Sorry, no, gonna have to disagree. Not only because of everything above, but because of this:

I do think that he has redeeming qualities, and that he might have been at least a sympathetic ruler to the people [of] Arendelle. Personally, I’m of the opinion that he was actually a semi-decent person who was so desperate for power and control that things kind of got out of hand….

Okay, yes, I think everyone has redeeming qualities. But let’s not forget that Hans’ PLAN A was to seduce a “desperate” naive girl into matrimony, then kill her sister, and probably then do something about Anna so he could assume the throne in place of his wife. Right? And then Plan B was to taunt and verbally abuse a dying girl instead of playing his suitor deception along those final few minutes? I’m not getting the “sympathetic” vibe here.

So the author is saying, Yeah, Hans was a decent guy who was only playing a girl for political advantage and, you know, planning regicide, but THEN things got out of hand, poor brilliant him.

Just, nope.

Things That Are Right

But the movie isn’t all wrong. It is gorgeous (again, I’m a sucker for elementals) and has really nice character design. I predict a ton of cosplay, and I’d be doing Elsa myself if I weren’t so disappointed in the film.

Norwegian fjord horse
Norwegian Fjord horse

As the characters rode up the mountain, my husband leaned over to me and whispered, “That’s a fat horse.” And I answered, “Nope, that’s a Norwegian Fjord, and they really are chunky with two-toned manes. It’s the most accurate thing in the film.” If you want to see some examples of what their unusual black and white stand-up manes can be trimmed into, check out this page.

And I liked, as I said, the “Let It Go” song and sequence.
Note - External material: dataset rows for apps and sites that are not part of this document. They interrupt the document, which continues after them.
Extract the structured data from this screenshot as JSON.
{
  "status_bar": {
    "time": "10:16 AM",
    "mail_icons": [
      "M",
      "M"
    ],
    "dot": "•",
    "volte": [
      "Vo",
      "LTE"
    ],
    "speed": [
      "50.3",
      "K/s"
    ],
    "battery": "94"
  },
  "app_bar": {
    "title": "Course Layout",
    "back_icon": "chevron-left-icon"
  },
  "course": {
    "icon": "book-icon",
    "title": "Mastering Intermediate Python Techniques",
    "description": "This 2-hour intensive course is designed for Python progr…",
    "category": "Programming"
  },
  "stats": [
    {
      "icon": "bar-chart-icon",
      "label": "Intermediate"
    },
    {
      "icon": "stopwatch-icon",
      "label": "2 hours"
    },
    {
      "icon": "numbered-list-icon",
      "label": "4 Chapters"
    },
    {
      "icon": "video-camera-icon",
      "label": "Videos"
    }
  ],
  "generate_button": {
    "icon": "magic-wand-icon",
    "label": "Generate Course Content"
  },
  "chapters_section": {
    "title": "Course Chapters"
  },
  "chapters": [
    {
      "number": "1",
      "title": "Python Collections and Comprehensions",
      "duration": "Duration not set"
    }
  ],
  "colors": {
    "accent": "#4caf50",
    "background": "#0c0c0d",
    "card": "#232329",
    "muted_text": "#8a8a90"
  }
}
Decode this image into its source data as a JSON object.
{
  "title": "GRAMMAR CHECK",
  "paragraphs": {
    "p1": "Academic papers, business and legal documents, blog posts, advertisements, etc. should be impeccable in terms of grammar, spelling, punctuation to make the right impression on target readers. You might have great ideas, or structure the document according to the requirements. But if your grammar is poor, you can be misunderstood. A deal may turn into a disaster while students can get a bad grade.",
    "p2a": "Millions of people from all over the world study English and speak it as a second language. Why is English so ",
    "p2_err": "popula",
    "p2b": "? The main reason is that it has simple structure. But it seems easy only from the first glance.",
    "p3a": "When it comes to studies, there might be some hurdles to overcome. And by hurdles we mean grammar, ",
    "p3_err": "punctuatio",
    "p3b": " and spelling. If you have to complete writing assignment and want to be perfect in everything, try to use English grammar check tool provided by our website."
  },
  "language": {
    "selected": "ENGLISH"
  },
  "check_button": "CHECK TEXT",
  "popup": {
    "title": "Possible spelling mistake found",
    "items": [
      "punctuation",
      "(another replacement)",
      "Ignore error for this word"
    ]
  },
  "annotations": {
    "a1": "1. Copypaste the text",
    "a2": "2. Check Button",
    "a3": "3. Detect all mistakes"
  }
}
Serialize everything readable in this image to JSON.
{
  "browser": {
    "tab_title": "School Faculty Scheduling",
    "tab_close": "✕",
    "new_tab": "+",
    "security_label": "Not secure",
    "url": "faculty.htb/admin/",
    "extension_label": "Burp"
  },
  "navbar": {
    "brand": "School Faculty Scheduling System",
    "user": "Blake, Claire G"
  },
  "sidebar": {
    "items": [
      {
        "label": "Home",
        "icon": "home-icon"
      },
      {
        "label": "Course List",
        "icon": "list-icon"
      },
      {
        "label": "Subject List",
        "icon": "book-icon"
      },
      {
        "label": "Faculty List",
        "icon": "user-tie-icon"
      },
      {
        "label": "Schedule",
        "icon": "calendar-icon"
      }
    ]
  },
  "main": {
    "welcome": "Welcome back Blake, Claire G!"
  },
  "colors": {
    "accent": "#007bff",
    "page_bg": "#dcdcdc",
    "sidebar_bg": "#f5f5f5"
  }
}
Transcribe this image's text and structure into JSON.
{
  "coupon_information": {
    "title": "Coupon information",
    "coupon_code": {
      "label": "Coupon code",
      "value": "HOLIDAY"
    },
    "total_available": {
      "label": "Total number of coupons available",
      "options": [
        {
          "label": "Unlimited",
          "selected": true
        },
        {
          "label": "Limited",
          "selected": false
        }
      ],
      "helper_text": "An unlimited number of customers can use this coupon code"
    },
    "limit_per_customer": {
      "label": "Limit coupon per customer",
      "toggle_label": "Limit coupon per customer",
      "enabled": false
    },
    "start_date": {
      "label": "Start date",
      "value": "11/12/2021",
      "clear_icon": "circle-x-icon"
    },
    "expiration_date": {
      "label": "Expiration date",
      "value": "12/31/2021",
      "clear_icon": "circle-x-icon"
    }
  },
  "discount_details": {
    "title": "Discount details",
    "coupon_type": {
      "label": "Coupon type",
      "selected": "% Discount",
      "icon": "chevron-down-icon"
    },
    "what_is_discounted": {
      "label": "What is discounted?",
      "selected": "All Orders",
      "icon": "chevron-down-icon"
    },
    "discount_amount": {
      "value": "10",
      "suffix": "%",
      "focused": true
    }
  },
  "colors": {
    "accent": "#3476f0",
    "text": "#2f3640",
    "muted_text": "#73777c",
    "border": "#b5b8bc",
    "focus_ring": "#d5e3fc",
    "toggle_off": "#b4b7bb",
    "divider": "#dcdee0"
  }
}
I just wish the movie had stuck to its original problem — the estranged sisters — rather than shoehorning in an inept villain.

Okay, still here and disagree? Prove me wrong! Comments welcome.

(Last year about this time I dissected The Rise of the Guardians. I wasn’t planning on making an annual critique of a ice-mage film, but we’ll see what next year brings.)